### What is required:
Which lines below include "todo"? Copy them all.
>>>
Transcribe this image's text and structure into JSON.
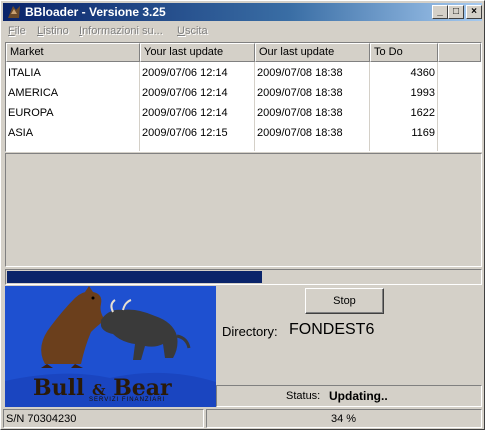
{
  "window": {
    "title": "BBloader - Versione 3.25",
    "buttons": {
      "minimize": "_",
      "maximize": "□",
      "close": "×"
    }
  },
  "menu": [
    {
      "label": "File",
      "accel": "F",
      "rest": "ile"
    },
    {
      "label": "Listino",
      "accel": "L",
      "rest": "istino"
    },
    {
      "label": "Informazioni su...",
      "accel": "I",
      "rest": "nformazioni su..."
    },
    {
      "label": "Uscita",
      "accel": "U",
      "rest": "scita"
    }
  ],
  "table": {
    "columns": [
      "Market",
      "Your last update",
      "Our last update",
      "To Do"
    ],
    "rows": [
      {
        "market": "ITALIA",
        "your_last": "2009/07/06 12:14",
        "our_last": "2009/07/08 18:38",
        "todo": "4360"
      },
      {
        "market": "AMERICA",
        "your_last": "2009/07/06 12:14",
        "our_last": "2009/07/08 18:38",
        "todo": "1993"
      },
      {
        "market": "EUROPA",
        "your_last": "2009/07/06 12:14",
        "our_last": "2009/07/08 18:38",
        "todo": "1622"
      },
      {
        "market": "ASIA",
        "your_last": "2009/07/06 12:15",
        "our_last": "2009/07/08 18:38",
        "todo": "1169"
      }
    ]
  },
  "progress": {
    "fraction": 0.54
  },
  "logo": {
    "brand_left": "Bull",
    "amp": "&",
    "brand_right": "Bear",
    "subtitle": "SERVIZI FINANZIARI"
  },
  "actions": {
    "stop_label": "Stop"
  },
  "directory": {
    "label": "Directory:",
    "value": "FONDEST6"
  },
  "status": {
    "label": "Status:",
    "value": "Updating.."
  },
  "statusbar": {
    "serial": "S/N  70304230",
    "percent": "34 %"
  },
  "colors": {
    "titlebar": "#0a246a",
    "progress": "#0a246a",
    "logo_bg": "#1e50d0"
  }
}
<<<
### Result below:
        "todo": "4360"
        "todo": "1993"
        "todo": "1622"
        "todo": "1169"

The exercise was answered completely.